Ponte Vedra Baptist Church Pastor Bob Loy, who delivered the invocation, remarked that the future is in the hands of senior adults and with that comes the responsibility to impart their wisdom on younger generations.
“Tell your story – tell it to younger generations over and over again,” Loy said. “The younger generation, they need to hear what you have to say.”
One by one, the honorees were recognized and given a chance to share their words of wisdom or their secrets to staying young.
Ninety-five-year-old Arne Nielsen disclosed that his secret to staying youthful was singing every morning when he wakes up. He then serenaded the assembly and was given a resolute round of applause for his performance.
His 93-year-old wife, Marilyn Nielsen, was also one of the honorees.
“Arne and I are blessed,” she said. “We’re the only couple here over 90.”
Music has been an important factor in 95-year-old Ruth Conley’s life as well.
“My mother was a professional musician, so I’ve been fortunate enough to grow up with the most wonderful music in the world,” she said, and with that, she also recognized the talent of pianist Don Miniard, who played at the luncheon.
Many of the honorees were not native to Florida, and not all were longtime residents of Ponte Vedra either, but 100-year-old Hana Delli-Gatti drew special recognition for being one of the first residents of the Ponte Vedra Beach retirement community Vicar’s Landing 26 years ago.

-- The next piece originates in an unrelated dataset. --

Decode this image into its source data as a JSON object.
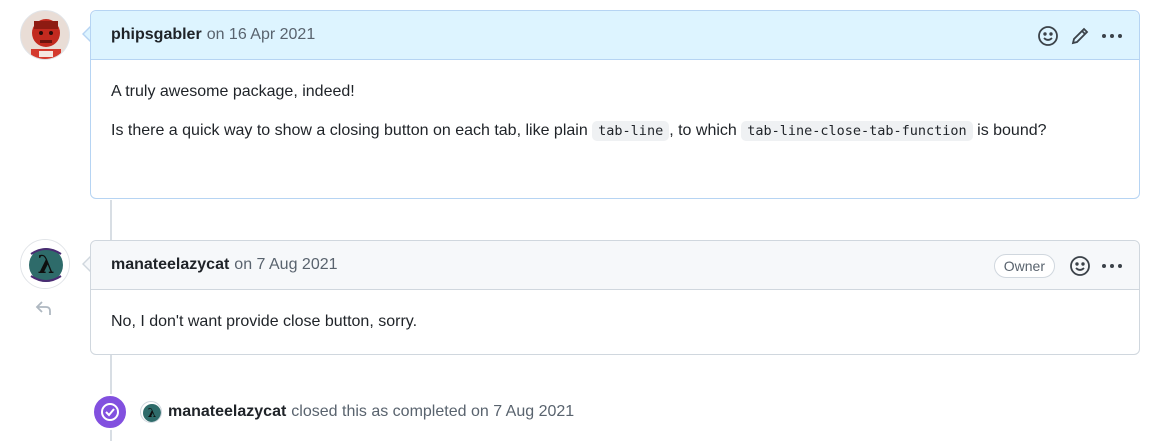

She recalled watching the community being built.
“I’ve lived in Vicar’s Landing as long as they’ve been there,” she said. “I can remember them tying little red ribbons on the trees that they were going to cut down.”
Fellow centenarian honoree Marion Hayes, 102, owned a vacation home in Ponte Vedra with her husband, and when he died, she decided to remain here. She credits her family, which consists of three children, 10 grandchildren and 20 great grandchildren, with keeping her young at heart.
“It’s my family that has kept me going, and I’m delighted that I’m 102 and about to be 103,” Hayes said. “I’m happy, and that’s the reason I keep going.”
Some of the centenarian honorees were well-established at The Players Community Senior Center, such as 102-year-old Minna Barnes. Barnes has lived in Ponte Vedra since 1954.
Another centenarian honoree, Marie Lund, also utilizes the senior center. Over the past couple of years, she has been taking the senior center’s tai chi class with class instructor Dennis Sheils.
The only male centenarian honoree was 100-year-old James Jackson, a World War II veteran who relocated to Ponte Vedra after his wife died and lives with his daughter and her family. Jackson has a very straightforward secret to his endurance.
“They say to me, what’s your secret? It’s no secret,” he said. “You just have to keep breathing!”
St. Johns County Council on Aging Executive Director Becky Yanni was impressed by the seniors’ optimism, expressed by the common themes in how they perceive life.
“It’s inspiring to talk to the people who have reached this kind of milestone,” Yanni said. “They really teach us how to live well – not just how to live long – but how to live well.
“They’re just enjoying life, and that’s what we try to do at Council on Aging – provide opportunities for people to enjoy their life, every day that they have a life.”